**TASK TO CARRY OUT**: Could you please count how many lines in the data below hold the string "main"? Reply with only the number.
-- RECORDED INFORMATION follows --
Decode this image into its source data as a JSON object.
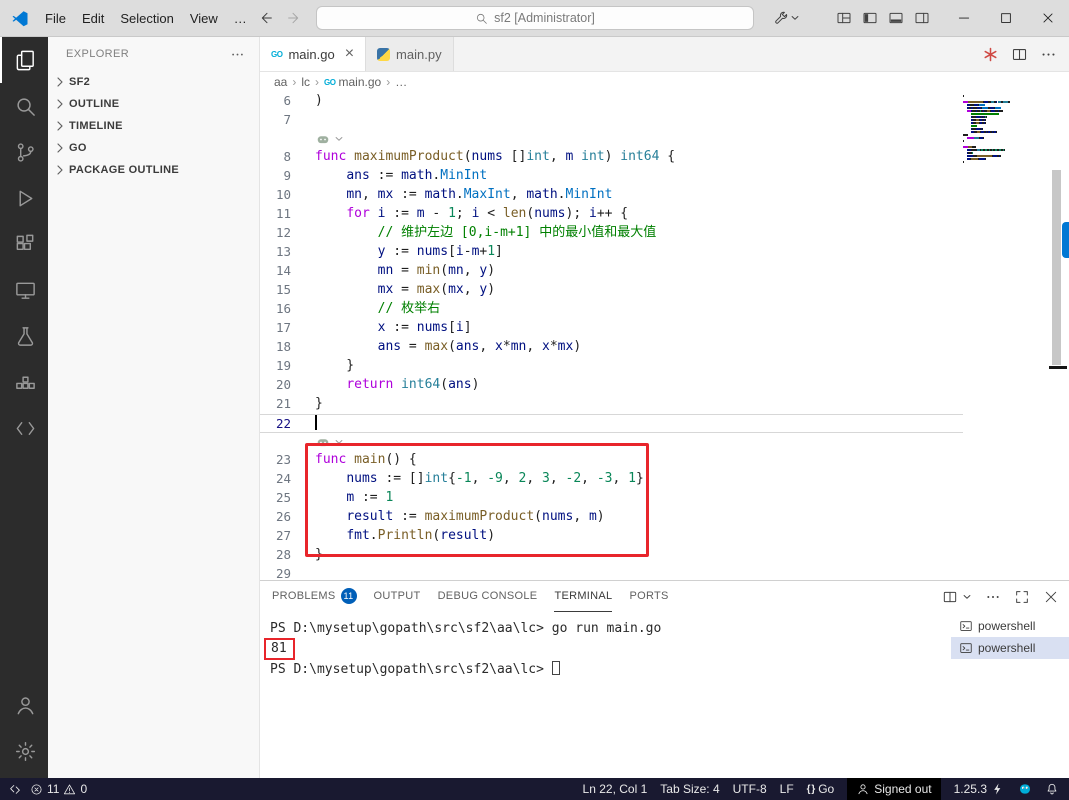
{
  "titlebar": {
    "menus": [
      "File",
      "Edit",
      "Selection",
      "View"
    ],
    "overflow": "…",
    "search": "sf2 [Administrator]"
  },
  "activitybar": {
    "top": [
      "explorer",
      "search",
      "source-control",
      "run-debug",
      "extensions",
      "remote-explorer",
      "testing",
      "containers",
      "snippets"
    ],
    "active": "explorer",
    "bottom": [
      "account",
      "settings"
    ]
  },
  "sidebar": {
    "title": "EXPLORER",
    "sections": [
      "SF2",
      "OUTLINE",
      "TIMELINE",
      "GO",
      "PACKAGE OUTLINE"
    ]
  },
  "editor": {
    "tabs": [
      {
        "label": "main.go",
        "icon": "go",
        "active": true,
        "close_visible": true
      },
      {
        "label": "main.py",
        "icon": "python",
        "active": false,
        "close_visible": false
      }
    ],
    "breadcrumbs": [
      {
        "label": "aa"
      },
      {
        "label": "lc"
      },
      {
        "label": "main.go",
        "icon": "go"
      },
      {
        "label": "…"
      }
    ],
    "token_colors": {
      "kw": "#af00db",
      "fn": "#795e26",
      "var": "#001080",
      "const": "#0070c1",
      "type": "#267f99",
      "num": "#098658",
      "com": "#008000",
      "def": "#1e1e1e"
    },
    "cursor_line": "Ln 22, Col 1",
    "lines": [
      {
        "n": 6,
        "s": [
          [
            ")",
            "def"
          ]
        ]
      },
      {
        "n": 7,
        "s": []
      },
      {
        "lens": true
      },
      {
        "n": 8,
        "s": [
          [
            "func ",
            "kw"
          ],
          [
            "maximumProduct",
            "fn"
          ],
          [
            "(",
            "def"
          ],
          [
            "nums",
            "var"
          ],
          [
            " []",
            "def"
          ],
          [
            "int",
            "type"
          ],
          [
            ", ",
            "def"
          ],
          [
            "m",
            "var"
          ],
          [
            " ",
            "def"
          ],
          [
            "int",
            "type"
          ],
          [
            ") ",
            "def"
          ],
          [
            "int64",
            "type"
          ],
          [
            " {",
            "def"
          ]
        ]
      },
      {
        "n": 9,
        "s": [
          [
            "    ",
            "def"
          ],
          [
            "ans",
            "var"
          ],
          [
            " := ",
            "def"
          ],
          [
            "math",
            "var"
          ],
          [
            ".",
            "def"
          ],
          [
            "MinInt",
            "const"
          ]
        ]
      },
      {
        "n": 10,
        "s": [
          [
            "    ",
            "def"
          ],
          [
            "mn",
            "var"
          ],
          [
            ", ",
            "def"
          ],
          [
            "mx",
            "var"
          ],
          [
            " := ",
            "def"
          ],
          [
            "math",
            "var"
          ],
          [
            ".",
            "def"
          ],
          [
            "MaxInt",
            "const"
          ],
          [
            ", ",
            "def"
          ],
          [
            "math",
            "var"
          ],
          [
            ".",
            "def"
          ],
          [
            "MinInt",
            "const"
          ]
        ]
      },
      {
        "n": 11,
        "s": [
          [
            "    ",
            "def"
          ],
          [
            "for ",
            "kw"
          ],
          [
            "i",
            "var"
          ],
          [
            " := ",
            "def"
          ],
          [
            "m",
            "var"
          ],
          [
            " - ",
            "def"
          ],
          [
            "1",
            "num"
          ],
          [
            "; ",
            "def"
          ],
          [
            "i",
            "var"
          ],
          [
            " < ",
            "def"
          ],
          [
            "len",
            "fn"
          ],
          [
            "(",
            "def"
          ],
          [
            "nums",
            "var"
          ],
          [
            "); ",
            "def"
          ],
          [
            "i",
            "var"
          ],
          [
            "++ {",
            "def"
          ]
        ]
      },
      {
        "n": 12,
        "s": [
          [
            "        ",
            "def"
          ],
          [
            "// 维护左边 [0,i-m+1] 中的最小值和最大值",
            "com"
          ]
        ]
      },
      {
        "n": 13,
        "s": [
          [
            "        ",
            "def"
          ],
          [
            "y",
            "var"
          ],
          [
            " := ",
            "def"
          ],
          [
            "nums",
            "var"
          ],
          [
            "[",
            "def"
          ],
          [
            "i",
            "var"
          ],
          [
            "-",
            "def"
          ],
          [
            "m",
            "var"
          ],
          [
            "+",
            "def"
          ],
          [
            "1",
            "num"
          ],
          [
            "]",
            "def"
          ]
        ]
      },
      {
        "n": 14,
        "s": [
          [
            "        ",
            "def"
          ],
          [
            "mn",
            "var"
          ],
          [
            " = ",
            "def"
          ],
          [
            "min",
            "fn"
          ],
          [
            "(",
            "def"
          ],
          [
            "mn",
            "var"
          ],
          [
            ", ",
            "def"
          ],
          [
            "y",
            "var"
          ],
          [
            ")",
            "def"
          ]
        ]
      },
      {
        "n": 15,
        "s": [
          [
            "        ",
            "def"
          ],
          [
            "mx",
            "var"
          ],
          [
            " = ",
            "def"
          ],
          [
            "max",
            "fn"
          ],
          [
            "(",
            "def"
          ],
          [
            "mx",
            "var"
          ],
          [
            ", ",
            "def"
          ],
          [
            "y",
            "var"
          ],
          [
            ")",
            "def"
          ]
        ]
      },
      {
        "n": 16,
        "s": [
          [
            "        ",
            "def"
          ],
          [
            "// 枚举右",
            "com"
          ]
        ]
      },
      {
        "n": 17,
        "s": [
          [
            "        ",
            "def"
          ],
          [
            "x",
            "var"
          ],
          [
            " := ",
            "def"
          ],
          [
            "nums",
            "var"
          ],
          [
            "[",
            "def"
          ],
          [
            "i",
            "var"
          ],
          [
            "]",
            "def"
          ]
        ]
      },
      {
        "n": 18,
        "s": [
          [
            "        ",
            "def"
          ],
          [
            "ans",
            "var"
          ],
          [
            " = ",
            "def"
          ],
          [
            "max",
            "fn"
          ],
          [
            "(",
            "def"
          ],
          [
            "ans",
            "var"
          ],
          [
            ", ",
            "def"
          ],
          [
            "x",
            "var"
          ],
          [
            "*",
            "def"
          ],
          [
            "mn",
            "var"
          ],
          [
            ", ",
            "def"
          ],
          [
            "x",
            "var"
          ],
          [
            "*",
            "def"
          ],
          [
            "mx",
            "var"
          ],
          [
            ")",
            "def"
          ]
        ]
      },
      {
        "n": 19,
        "s": [
          [
            "    }",
            "def"
          ]
        ]
      },
      {
        "n": 20,
        "s": [
          [
            "    ",
            "def"
          ],
          [
            "return ",
            "kw"
          ],
          [
            "int64",
            "type"
          ],
          [
            "(",
            "def"
          ],
          [
            "ans",
            "var"
          ],
          [
            ")",
            "def"
          ]
        ]
      },
      {
        "n": 21,
        "s": [
          [
            "}",
            "def"
          ]
        ]
      },
      {
        "n": 22,
        "s": [],
        "current": true,
        "cursor": true
      },
      {
        "lens": true
      },
      {
        "n": 23,
        "s": [
          [
            "func ",
            "kw"
          ],
          [
            "main",
            "fn"
          ],
          [
            "() {",
            "def"
          ]
        ]
      },
      {
        "n": 24,
        "s": [
          [
            "    ",
            "def"
          ],
          [
            "nums",
            "var"
          ],
          [
            " := []",
            "def"
          ],
          [
            "int",
            "type"
          ],
          [
            "{",
            "def"
          ],
          [
            "-1",
            "num"
          ],
          [
            ", ",
            "def"
          ],
          [
            "-9",
            "num"
          ],
          [
            ", ",
            "def"
          ],
          [
            "2",
            "num"
          ],
          [
            ", ",
            "def"
          ],
          [
            "3",
            "num"
          ],
          [
            ", ",
            "def"
          ],
          [
            "-2",
            "num"
          ],
          [
            ", ",
            "def"
          ],
          [
            "-3",
            "num"
          ],
          [
            ", ",
            "def"
          ],
          [
            "1",
            "num"
          ],
          [
            "}",
            "def"
          ]
        ]
      },
      {
        "n": 25,
        "s": [
          [
            "    ",
            "def"
          ],
          [
            "m",
            "var"
          ],
          [
            " := ",
            "def"
          ],
          [
            "1",
            "num"
          ]
        ]
      },
      {
        "n": 26,
        "s": [
          [
            "    ",
            "def"
          ],
          [
            "result",
            "var"
          ],
          [
            " := ",
            "def"
          ],
          [
            "maximumProduct",
            "fn"
          ],
          [
            "(",
            "def"
          ],
          [
            "nums",
            "var"
          ],
          [
            ", ",
            "def"
          ],
          [
            "m",
            "var"
          ],
          [
            ")",
            "def"
          ]
        ]
      },
      {
        "n": 27,
        "s": [
          [
            "    ",
            "def"
          ],
          [
            "fmt",
            "var"
          ],
          [
            ".",
            "def"
          ],
          [
            "Println",
            "fn"
          ],
          [
            "(",
            "def"
          ],
          [
            "result",
            "var"
          ],
          [
            ")",
            "def"
          ]
        ]
      },
      {
        "n": 28,
        "s": [
          [
            "}",
            "def"
          ]
        ]
      },
      {
        "n": 29,
        "s": []
      }
    ]
  },
  "annotations": {
    "editor_box_lines": "23-28",
    "terminal_box_text": "81",
    "red": "#e8252b"
  },
  "panel": {
    "tabs": [
      {
        "label": "PROBLEMS",
        "badge": "11"
      },
      {
        "label": "OUTPUT"
      },
      {
        "label": "DEBUG CONSOLE"
      },
      {
        "label": "TERMINAL",
        "active": true
      },
      {
        "label": "PORTS"
      }
    ],
    "terminal": {
      "lines": [
        {
          "s": [
            [
              "PS D:\\mysetup\\gopath\\src\\sf2\\aa\\lc> ",
              "def"
            ],
            [
              "go run main.go",
              "def"
            ]
          ]
        },
        {
          "s": [
            [
              "81",
              "def"
            ]
          ],
          "boxed": true
        },
        {
          "s": [
            [
              "PS D:\\mysetup\\gopath\\src\\sf2\\aa\\lc> ",
              "def"
            ]
          ],
          "cursor": true
        }
      ],
      "list": [
        {
          "label": "powershell",
          "selected": false
        },
        {
          "label": "powershell",
          "selected": true
        }
      ]
    }
  },
  "statusbar": {
    "errors": "11",
    "warnings": "0",
    "ln_col": "Ln 22, Col 1",
    "tab_size": "Tab Size: 4",
    "encoding": "UTF-8",
    "eol": "LF",
    "language": "Go",
    "sign_status": "Signed out",
    "go_version": "1.25.3"
  },
  "colors": {
    "accent": "#0078d4",
    "badge": "#005fb8",
    "annotation_red": "#e8252b",
    "statusbar_bg": "#191930"
  }
}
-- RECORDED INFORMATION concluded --
**RESPONSE AREA**: 5